> _TASK GOAL_
From the line containing "Output a JSON" onward to the last line of the data below, copy each line exactly and add nothing.

(Items listed in a dataset)
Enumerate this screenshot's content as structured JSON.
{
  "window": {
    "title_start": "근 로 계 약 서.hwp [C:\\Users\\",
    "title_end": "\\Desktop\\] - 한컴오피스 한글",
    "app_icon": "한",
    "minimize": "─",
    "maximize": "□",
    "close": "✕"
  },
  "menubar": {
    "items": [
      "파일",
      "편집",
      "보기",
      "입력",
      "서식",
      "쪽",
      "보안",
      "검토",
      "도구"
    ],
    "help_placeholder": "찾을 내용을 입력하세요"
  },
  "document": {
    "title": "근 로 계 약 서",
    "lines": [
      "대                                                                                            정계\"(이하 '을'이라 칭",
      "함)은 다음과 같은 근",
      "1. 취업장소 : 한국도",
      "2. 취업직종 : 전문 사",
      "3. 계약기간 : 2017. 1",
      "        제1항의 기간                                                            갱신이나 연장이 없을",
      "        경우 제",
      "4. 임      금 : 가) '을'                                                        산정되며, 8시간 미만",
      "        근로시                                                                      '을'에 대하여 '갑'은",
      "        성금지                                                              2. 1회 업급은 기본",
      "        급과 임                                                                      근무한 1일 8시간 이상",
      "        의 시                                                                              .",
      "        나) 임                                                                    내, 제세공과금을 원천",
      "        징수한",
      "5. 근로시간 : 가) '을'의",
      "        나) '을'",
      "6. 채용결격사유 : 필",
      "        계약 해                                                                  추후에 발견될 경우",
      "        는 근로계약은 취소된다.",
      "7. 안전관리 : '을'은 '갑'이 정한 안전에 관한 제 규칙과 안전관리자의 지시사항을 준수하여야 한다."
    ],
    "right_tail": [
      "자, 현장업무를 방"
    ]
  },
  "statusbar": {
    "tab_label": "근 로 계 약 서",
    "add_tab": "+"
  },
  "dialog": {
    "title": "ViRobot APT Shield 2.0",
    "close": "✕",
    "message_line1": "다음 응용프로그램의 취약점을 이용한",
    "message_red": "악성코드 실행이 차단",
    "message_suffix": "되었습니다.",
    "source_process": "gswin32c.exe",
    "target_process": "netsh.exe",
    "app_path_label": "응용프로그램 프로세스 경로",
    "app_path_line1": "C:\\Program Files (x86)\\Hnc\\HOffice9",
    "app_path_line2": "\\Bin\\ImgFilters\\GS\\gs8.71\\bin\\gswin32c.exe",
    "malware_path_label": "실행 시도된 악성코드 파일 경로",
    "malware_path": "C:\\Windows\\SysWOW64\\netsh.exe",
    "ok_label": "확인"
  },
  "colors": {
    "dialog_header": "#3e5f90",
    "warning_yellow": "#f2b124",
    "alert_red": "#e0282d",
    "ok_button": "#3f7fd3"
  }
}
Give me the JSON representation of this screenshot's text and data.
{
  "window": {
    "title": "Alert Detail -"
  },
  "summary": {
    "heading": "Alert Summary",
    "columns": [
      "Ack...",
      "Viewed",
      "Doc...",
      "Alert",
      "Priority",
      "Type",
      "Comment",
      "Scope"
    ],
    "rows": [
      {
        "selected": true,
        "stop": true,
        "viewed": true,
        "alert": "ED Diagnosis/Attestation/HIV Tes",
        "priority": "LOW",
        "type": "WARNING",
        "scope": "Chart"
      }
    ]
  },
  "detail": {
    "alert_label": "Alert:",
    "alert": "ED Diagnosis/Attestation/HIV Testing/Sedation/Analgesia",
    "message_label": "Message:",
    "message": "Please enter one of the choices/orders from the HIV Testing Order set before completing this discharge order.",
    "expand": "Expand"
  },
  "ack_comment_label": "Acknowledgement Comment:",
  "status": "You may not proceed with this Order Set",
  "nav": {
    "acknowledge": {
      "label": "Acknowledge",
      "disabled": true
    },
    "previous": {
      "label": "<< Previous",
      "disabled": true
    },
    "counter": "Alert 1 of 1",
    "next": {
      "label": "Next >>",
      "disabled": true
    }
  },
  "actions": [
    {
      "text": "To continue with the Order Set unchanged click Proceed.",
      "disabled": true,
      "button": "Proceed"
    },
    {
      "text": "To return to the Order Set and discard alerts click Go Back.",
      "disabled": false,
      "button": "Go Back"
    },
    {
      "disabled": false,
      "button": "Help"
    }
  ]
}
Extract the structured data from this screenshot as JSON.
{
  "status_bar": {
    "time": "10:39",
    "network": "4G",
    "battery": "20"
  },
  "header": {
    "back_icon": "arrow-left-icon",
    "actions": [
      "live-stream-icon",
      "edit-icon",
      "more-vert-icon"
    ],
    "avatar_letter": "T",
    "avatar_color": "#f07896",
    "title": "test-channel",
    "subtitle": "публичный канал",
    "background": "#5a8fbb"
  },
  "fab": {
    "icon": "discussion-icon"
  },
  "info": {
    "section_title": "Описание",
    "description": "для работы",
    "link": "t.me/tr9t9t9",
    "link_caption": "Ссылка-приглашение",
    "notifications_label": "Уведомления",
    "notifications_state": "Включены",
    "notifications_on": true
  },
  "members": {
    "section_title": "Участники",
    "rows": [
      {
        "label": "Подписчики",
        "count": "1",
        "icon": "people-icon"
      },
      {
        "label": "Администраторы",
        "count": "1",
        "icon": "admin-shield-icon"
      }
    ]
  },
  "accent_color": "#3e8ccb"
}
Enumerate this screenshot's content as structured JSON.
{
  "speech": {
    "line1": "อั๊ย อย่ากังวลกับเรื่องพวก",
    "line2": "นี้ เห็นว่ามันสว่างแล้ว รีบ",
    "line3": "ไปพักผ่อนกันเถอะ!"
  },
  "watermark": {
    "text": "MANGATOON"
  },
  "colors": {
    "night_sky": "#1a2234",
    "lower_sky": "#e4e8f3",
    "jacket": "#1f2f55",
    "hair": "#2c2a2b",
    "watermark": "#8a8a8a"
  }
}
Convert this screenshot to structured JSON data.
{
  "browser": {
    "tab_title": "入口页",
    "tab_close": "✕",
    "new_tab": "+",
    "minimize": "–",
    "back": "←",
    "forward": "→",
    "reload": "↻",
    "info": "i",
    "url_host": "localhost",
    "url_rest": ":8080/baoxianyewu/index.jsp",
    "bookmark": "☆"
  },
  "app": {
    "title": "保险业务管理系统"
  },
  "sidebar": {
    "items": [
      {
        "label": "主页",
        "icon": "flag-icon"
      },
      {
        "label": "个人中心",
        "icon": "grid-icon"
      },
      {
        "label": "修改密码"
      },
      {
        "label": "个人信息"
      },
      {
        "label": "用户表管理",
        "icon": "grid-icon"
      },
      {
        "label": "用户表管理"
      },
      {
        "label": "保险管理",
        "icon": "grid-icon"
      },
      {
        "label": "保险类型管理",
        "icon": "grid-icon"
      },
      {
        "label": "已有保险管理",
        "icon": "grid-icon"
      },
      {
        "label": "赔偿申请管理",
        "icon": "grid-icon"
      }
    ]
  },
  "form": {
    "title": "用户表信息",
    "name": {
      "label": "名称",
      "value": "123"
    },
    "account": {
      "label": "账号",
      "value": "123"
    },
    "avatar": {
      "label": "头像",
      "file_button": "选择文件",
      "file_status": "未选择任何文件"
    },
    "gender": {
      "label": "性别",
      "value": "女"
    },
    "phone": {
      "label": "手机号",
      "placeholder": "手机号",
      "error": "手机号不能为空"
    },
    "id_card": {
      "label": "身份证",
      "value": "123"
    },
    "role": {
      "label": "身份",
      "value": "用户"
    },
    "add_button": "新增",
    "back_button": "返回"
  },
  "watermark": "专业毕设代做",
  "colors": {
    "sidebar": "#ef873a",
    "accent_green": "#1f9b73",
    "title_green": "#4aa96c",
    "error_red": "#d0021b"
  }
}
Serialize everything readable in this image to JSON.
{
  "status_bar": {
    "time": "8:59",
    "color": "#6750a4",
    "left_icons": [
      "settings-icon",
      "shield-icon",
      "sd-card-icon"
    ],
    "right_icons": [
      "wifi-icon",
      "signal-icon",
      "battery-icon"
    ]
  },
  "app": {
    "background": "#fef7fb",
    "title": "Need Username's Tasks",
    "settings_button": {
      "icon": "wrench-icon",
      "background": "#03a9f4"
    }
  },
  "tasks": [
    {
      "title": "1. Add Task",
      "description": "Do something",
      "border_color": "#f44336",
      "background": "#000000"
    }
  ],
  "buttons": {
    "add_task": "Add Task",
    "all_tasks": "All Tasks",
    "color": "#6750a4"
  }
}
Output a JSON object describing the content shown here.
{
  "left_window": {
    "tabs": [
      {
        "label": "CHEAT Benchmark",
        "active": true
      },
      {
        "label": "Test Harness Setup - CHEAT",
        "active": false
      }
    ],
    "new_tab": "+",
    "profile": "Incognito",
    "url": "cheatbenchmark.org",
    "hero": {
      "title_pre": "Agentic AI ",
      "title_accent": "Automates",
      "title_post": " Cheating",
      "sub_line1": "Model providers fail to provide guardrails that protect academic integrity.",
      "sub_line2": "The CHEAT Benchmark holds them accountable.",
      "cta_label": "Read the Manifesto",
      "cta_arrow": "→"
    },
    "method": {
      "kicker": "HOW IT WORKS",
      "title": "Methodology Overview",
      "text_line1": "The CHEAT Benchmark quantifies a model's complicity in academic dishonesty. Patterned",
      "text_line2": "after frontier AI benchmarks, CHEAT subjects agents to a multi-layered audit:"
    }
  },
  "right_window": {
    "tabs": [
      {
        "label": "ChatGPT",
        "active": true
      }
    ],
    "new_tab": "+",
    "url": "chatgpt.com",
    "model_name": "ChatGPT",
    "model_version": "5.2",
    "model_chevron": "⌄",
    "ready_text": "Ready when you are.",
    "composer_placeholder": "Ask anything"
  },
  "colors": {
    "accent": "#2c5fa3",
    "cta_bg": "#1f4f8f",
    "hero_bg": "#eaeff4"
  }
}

> _TASK ANSWER_
Output a JSON object describing the content shown here.
{
  "left_window": {
    "tabs": [
      {
        "label": "CHEAT Benchmark",
        "active": true
      },
      {
        "label": "Test Harness Setup - CHEAT",
        "active": false
      }
    ],
    "new_tab": "+",
    "profile": "Incognito",
    "url": "cheatbenchmark.org",
    "hero": {
      "title_pre": "Agentic AI ",
      "title_accent": "Automates",
      "title_post": " Cheating",
      "sub_line1": "Model providers fail to provide guardrails that protect academic integrity.",
      "sub_line2": "The CHEAT Benchmark holds them accountable.",
      "cta_label": "Read the Manifesto",
      "cta_arrow": "→"
    },
    "method": {
      "kicker": "HOW IT WORKS",
      "title": "Methodology Overview",
      "text_line1": "The CHEAT Benchmark quantifies a model's complicity in academic dishonesty. Patterned",
      "text_line2": "after frontier AI benchmarks, CHEAT subjects agents to a multi-layered audit:"
    }
  },
  "right_window": {
    "tabs": [
      {
        "label": "ChatGPT",
        "active": true
      }
    ],
    "new_tab": "+",
    "url": "chatgpt.com",
    "model_name": "ChatGPT",
    "model_version": "5.2",
    "model_chevron": "⌄",
    "ready_text": "Ready when you are.",
    "composer_placeholder": "Ask anything"
  },
  "colors": {
    "accent": "#2c5fa3",
    "cta_bg": "#1f4f8f",
    "hero_bg": "#eaeff4"
  }
}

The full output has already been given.